Possible limitation of ngx_http_limit_req_module
reallfqq-nginx at yahoo.fr
Tue May 12 14:46:29 UTC 2015
I do not necessarily have a say on what is discussed here, but:
1. I believe putting known limitations in the docs makes sense. Who
defined the docs as sticking to the most common use cases? Technical docs
are technical docs.
2. Using burst answers a specific need which has not been expressed here
(on the contrary I think it is mandatory such a behavior does not happen in
this use case).
3. Awaiting nginx to serve more than 1000 r/s is reasonable for a Web
server claiming to scale and having been designed for HA. Silently ignoring
extra requests per millisecond is awful, especially if no-one knows about
The users are not supposed to guess by themselves that using requests
limiting will make their availability silently drop...
4. This user is maybe the first, but it is over-optimistic to consider
he might be alone.
It could be interesting to know if you discarded documenting some other
known limitations in your product(s), deciding on the behalf of the users
what they should/need to know or not.
On Tue, May 12, 2015 at 3:43 PM, Valentin V. Bartenev <vbart at nginx.com>
> On Tuesday 12 May 2015 09:25:05 jwroblewski wrote:
> > My use case is that upstreams are supposed to return within ~100ms,
> > therefore using burst is not an option.
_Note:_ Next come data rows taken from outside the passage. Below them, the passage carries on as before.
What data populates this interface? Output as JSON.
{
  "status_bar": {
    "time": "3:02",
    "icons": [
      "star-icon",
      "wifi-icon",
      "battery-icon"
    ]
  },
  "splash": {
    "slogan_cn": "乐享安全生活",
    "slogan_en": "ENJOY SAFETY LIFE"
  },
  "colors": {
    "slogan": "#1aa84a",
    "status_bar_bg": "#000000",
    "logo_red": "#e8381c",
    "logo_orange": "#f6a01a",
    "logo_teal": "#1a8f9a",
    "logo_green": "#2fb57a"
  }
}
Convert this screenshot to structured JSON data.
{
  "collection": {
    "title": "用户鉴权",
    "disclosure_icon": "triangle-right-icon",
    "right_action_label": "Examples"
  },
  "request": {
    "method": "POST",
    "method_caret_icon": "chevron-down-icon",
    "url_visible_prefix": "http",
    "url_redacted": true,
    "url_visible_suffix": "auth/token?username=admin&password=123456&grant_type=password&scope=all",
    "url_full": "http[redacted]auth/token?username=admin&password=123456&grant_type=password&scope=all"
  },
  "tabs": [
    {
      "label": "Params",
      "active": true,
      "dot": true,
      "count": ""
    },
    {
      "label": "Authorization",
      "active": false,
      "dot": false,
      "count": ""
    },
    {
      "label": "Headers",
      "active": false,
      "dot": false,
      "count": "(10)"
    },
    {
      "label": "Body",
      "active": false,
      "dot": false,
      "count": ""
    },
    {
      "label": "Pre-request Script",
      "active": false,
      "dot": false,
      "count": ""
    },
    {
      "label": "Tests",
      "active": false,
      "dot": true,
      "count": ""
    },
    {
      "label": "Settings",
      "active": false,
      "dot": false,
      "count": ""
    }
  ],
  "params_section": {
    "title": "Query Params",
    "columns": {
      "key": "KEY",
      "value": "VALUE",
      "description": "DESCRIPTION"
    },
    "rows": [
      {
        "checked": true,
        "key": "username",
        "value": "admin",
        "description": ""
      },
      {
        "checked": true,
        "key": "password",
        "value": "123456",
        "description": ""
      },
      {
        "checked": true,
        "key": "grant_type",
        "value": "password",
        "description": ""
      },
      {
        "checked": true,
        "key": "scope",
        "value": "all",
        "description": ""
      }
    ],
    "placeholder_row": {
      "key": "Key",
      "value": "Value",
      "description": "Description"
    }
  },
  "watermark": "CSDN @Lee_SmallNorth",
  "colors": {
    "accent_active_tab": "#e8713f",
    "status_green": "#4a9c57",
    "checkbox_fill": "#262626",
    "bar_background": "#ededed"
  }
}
I wanted to use limit_req to
> > out traffic which is exceeds my backend's processing capacity, but
> > apparently it is not the right tool to use, if it only operates with
> > millisecond-precision...
> What's problem with using burst? Could you explain why it's not an option
> for your case?
> > Could you please document this limitation?
> Patches are welcome.
> But you're the only person I can remember who cares about it. For most of
> the users it will be just superfluous details.
> wbr, Valentin V. Bartenev
> nginx mailing list
> nginx at nginx.org
-------------- next part --------------
An HTML attachment was scrubbed...
More information about the nginx